Extracted data section start
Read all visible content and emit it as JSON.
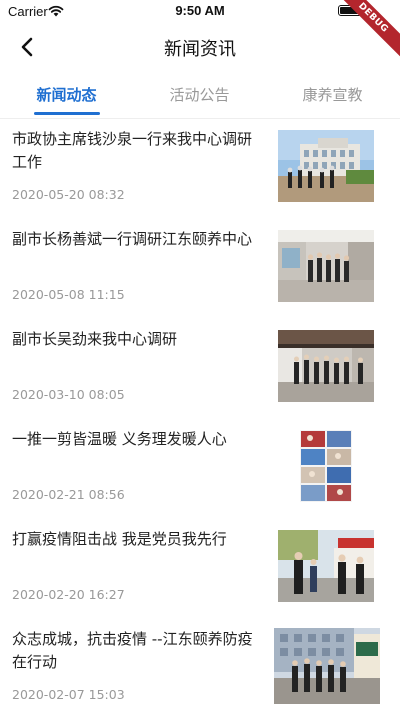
{
  "status_bar": {
    "carrier": "Carrier",
    "time": "9:50 AM"
  },
  "debug_banner": "DEBUG",
  "nav": {
    "title": "新闻资讯"
  },
  "tabs": [
    {
      "label": "新闻动态",
      "active": true
    },
    {
      "label": "活动公告",
      "active": false
    },
    {
      "label": "康养宣教",
      "active": false
    }
  ],
  "news": [
    {
      "title": "市政协主席钱沙泉一行来我中心调研工作",
      "date": "2020-05-20 08:32"
    },
    {
      "title": "副市长杨善斌一行调研江东颐养中心",
      "date": "2020-05-08 11:15"
    },
    {
      "title": "副市长吴劲来我中心调研",
      "date": "2020-03-10 08:05"
    },
    {
      "title": "一推一剪皆温暖  义务理发暖人心",
      "date": "2020-02-21 08:56"
    },
    {
      "title": "打赢疫情阻击战  我是党员我先行",
      "date": "2020-02-20 16:27"
    },
    {
      "title": "众志成城，抗击疫情  --江东颐养防疫在行动",
      "date": "2020-02-07 15:03"
    }
  ],
  "colors": {
    "accent": "#1f6fd1",
    "debug": "#b3262d"
  }
}
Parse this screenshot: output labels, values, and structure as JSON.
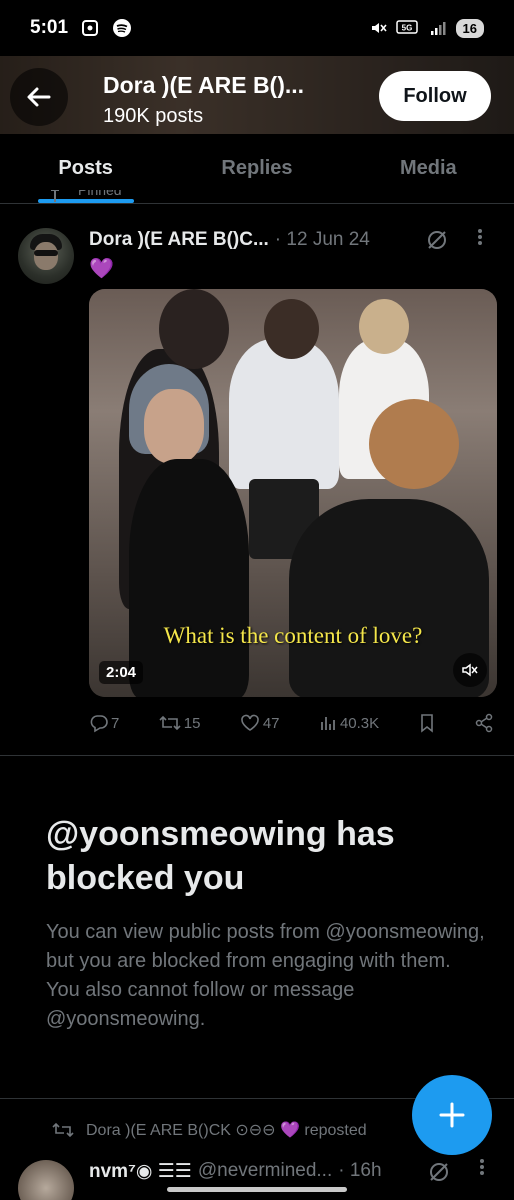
{
  "status_bar": {
    "time": "5:01",
    "network": "5G",
    "battery": "16"
  },
  "header": {
    "name": "Dora 🅱︎⃝E ARE B⃝⃝...",
    "name_display": "Dora )(E ARE B()...",
    "post_count": "190K posts",
    "follow_label": "Follow"
  },
  "tabs": [
    {
      "label": "Posts",
      "active": true
    },
    {
      "label": "Replies",
      "active": false
    },
    {
      "label": "Media",
      "active": false
    }
  ],
  "pinned_label": "Pinned",
  "tweet": {
    "name": "Dora )(E ARE B()C...",
    "date": "· 12 Jun 24",
    "text_emoji": "💜",
    "video": {
      "caption": "What is the content of love?",
      "duration": "2:04"
    },
    "stats": {
      "replies": "7",
      "reposts": "15",
      "likes": "47",
      "views": "40.3K"
    }
  },
  "blocked": {
    "title": "@yoonsmeowing has blocked you",
    "description": "You can view public posts from @yoonsmeowing, but you are blocked from engaging with them. You also cannot follow or message @yoonsmeowing."
  },
  "next_tweet": {
    "repost_text": "Dora )(E ARE B()CK ⊙⊖⊖ 💜 reposted",
    "name": "nvm⁷◉ ☰☰",
    "handle": "@nevermined...",
    "time": "· 16h"
  },
  "colors": {
    "accent": "#1d9bf0",
    "background": "#000000",
    "muted_text": "#71767b",
    "primary_text": "#e7e9ea",
    "caption_yellow": "#f4e64a"
  }
}
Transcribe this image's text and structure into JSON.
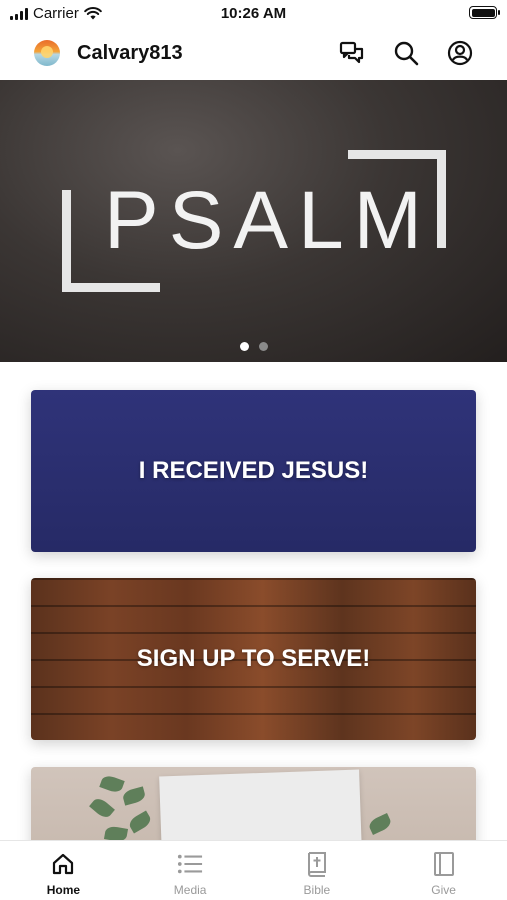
{
  "status_bar": {
    "carrier": "Carrier",
    "time": "10:26 AM"
  },
  "header": {
    "app_title": "Calvary813",
    "icons": [
      "chat-icon",
      "search-icon",
      "profile-icon"
    ]
  },
  "hero": {
    "title": "PSALM",
    "carousel_page": 1,
    "carousel_total": 2
  },
  "cards": [
    {
      "label": "I RECEIVED JESUS!"
    },
    {
      "label": "SIGN UP TO SERVE!"
    },
    {
      "label": ""
    }
  ],
  "tab_bar": {
    "items": [
      {
        "label": "Home",
        "icon": "home-icon",
        "active": true
      },
      {
        "label": "Media",
        "icon": "list-icon",
        "active": false
      },
      {
        "label": "Bible",
        "icon": "bible-icon",
        "active": false
      },
      {
        "label": "Give",
        "icon": "book-icon",
        "active": false
      }
    ]
  },
  "colors": {
    "card_blue": "#2b2f72",
    "tab_inactive": "#9a9a9a",
    "tab_active": "#111111"
  }
}
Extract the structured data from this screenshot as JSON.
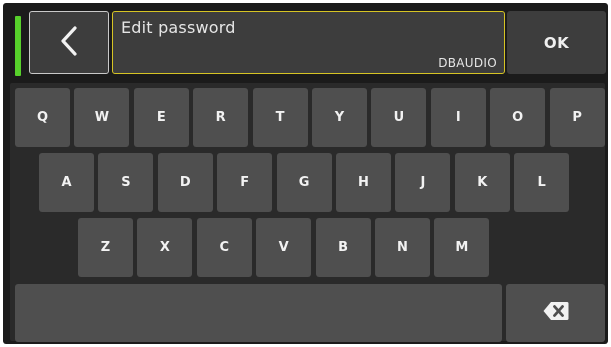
{
  "header": {
    "title": "Edit password",
    "value": "DBAUDIO",
    "ok_label": "OK",
    "status_color": "#57d12b",
    "field_border_color": "#d6c424"
  },
  "keyboard": {
    "rows": [
      [
        "Q",
        "W",
        "E",
        "R",
        "T",
        "Y",
        "U",
        "I",
        "O",
        "P"
      ],
      [
        "A",
        "S",
        "D",
        "F",
        "G",
        "H",
        "J",
        "K",
        "L"
      ],
      [
        "Z",
        "X",
        "C",
        "V",
        "B",
        "N",
        "M"
      ]
    ],
    "space_icon": "space-bar",
    "backspace_icon": "backspace-icon"
  }
}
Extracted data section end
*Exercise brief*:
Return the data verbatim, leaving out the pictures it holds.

*Output for this task*:
Read all visible content and emit it as JSON.
{
  "status_bar": {
    "carrier": "Carrier",
    "time": "9:50 AM"
  },
  "debug_banner": "DEBUG",
  "nav": {
    "title": "新闻资讯"
  },
  "tabs": [
    {
      "label": "新闻动态",
      "active": true
    },
    {
      "label": "活动公告",
      "active": false
    },
    {
      "label": "康养宣教",
      "active": false
    }
  ],
  "news": [
    {
      "title": "市政协主席钱沙泉一行来我中心调研工作",
      "date": "2020-05-20 08:32"
    },
    {
      "title": "副市长杨善斌一行调研江东颐养中心",
      "date": "2020-05-08 11:15"
    },
    {
      "title": "副市长吴劲来我中心调研",
      "date": "2020-03-10 08:05"
    },
    {
      "title": "一推一剪皆温暖  义务理发暖人心",
      "date": "2020-02-21 08:56"
    },
    {
      "title": "打赢疫情阻击战  我是党员我先行",
      "date": "2020-02-20 16:27"
    },
    {
      "title": "众志成城，抗击疫情  --江东颐养防疫在行动",
      "date": "2020-02-07 15:03"
    }
  ],
  "colors": {
    "accent": "#1f6fd1",
    "debug": "#b3262d"
  }
}
Parse this screenshot: output labels, values, and structure as JSON.
{
  "status_bar": {
    "time": "5:01",
    "network": "5G",
    "battery": "16"
  },
  "header": {
    "name": "Dora 🅱︎⃝E ARE B⃝⃝...",
    "name_display": "Dora )(E ARE B()...",
    "post_count": "190K posts",
    "follow_label": "Follow"
  },
  "tabs": [
    {
      "label": "Posts",
      "active": true
    },
    {
      "label": "Replies",
      "active": false
    },
    {
      "label": "Media",
      "active": false
    }
  ],
  "pinned_label": "Pinned",
  "tweet": {
    "name": "Dora )(E ARE B()C...",
    "date": "· 12 Jun 24",
    "text_emoji": "💜",
    "video": {
      "caption": "What is the content of love?",
      "duration": "2:04"
    },
    "stats": {
      "replies": "7",
      "reposts": "15",
      "likes": "47",
      "views": "40.3K"
    }
  },
  "blocked": {
    "title": "@yoonsmeowing has blocked you",
    "description": "You can view public posts from @yoonsmeowing, but you are blocked from engaging with them. You also cannot follow or message @yoonsmeowing."
  },
  "next_tweet": {
    "repost_text": "Dora )(E ARE B()CK ⊙⊖⊖ 💜 reposted",
    "name": "nvm⁷◉ ☰☰",
    "handle": "@nevermined...",
    "time": "· 16h"
  },
  "colors": {
    "accent": "#1d9bf0",
    "background": "#000000",
    "muted_text": "#71767b",
    "primary_text": "#e7e9ea",
    "caption_yellow": "#f4e64a"
  }
}
Transcribe this image's text and structure into JSON.
{
  "status_bar": {
    "carrier": "Carrier",
    "time": "10:26 AM"
  },
  "header": {
    "app_title": "Calvary813",
    "icons": [
      "chat-icon",
      "search-icon",
      "profile-icon"
    ]
  },
  "hero": {
    "title": "PSALM",
    "carousel_page": 1,
    "carousel_total": 2
  },
  "cards": [
    {
      "label": "I RECEIVED JESUS!"
    },
    {
      "label": "SIGN UP TO SERVE!"
    },
    {
      "label": ""
    }
  ],
  "tab_bar": {
    "items": [
      {
        "label": "Home",
        "icon": "home-icon",
        "active": true
      },
      {
        "label": "Media",
        "icon": "list-icon",
        "active": false
      },
      {
        "label": "Bible",
        "icon": "bible-icon",
        "active": false
      },
      {
        "label": "Give",
        "icon": "book-icon",
        "active": false
      }
    ]
  },
  "colors": {
    "card_blue": "#2b2f72",
    "tab_inactive": "#9a9a9a",
    "tab_active": "#111111"
  }
}
Extract the structured data from this screenshot as JSON.
{
  "header": {
    "title": "Edit password",
    "value": "DBAUDIO",
    "ok_label": "OK",
    "status_color": "#57d12b",
    "field_border_color": "#d6c424"
  },
  "keyboard": {
    "rows": [
      [
        "Q",
        "W",
        "E",
        "R",
        "T",
        "Y",
        "U",
        "I",
        "O",
        "P"
      ],
      [
        "A",
        "S",
        "D",
        "F",
        "G",
        "H",
        "J",
        "K",
        "L"
      ],
      [
        "Z",
        "X",
        "C",
        "V",
        "B",
        "N",
        "M"
      ]
    ],
    "space_icon": "space-bar",
    "backspace_icon": "backspace-icon"
  }
}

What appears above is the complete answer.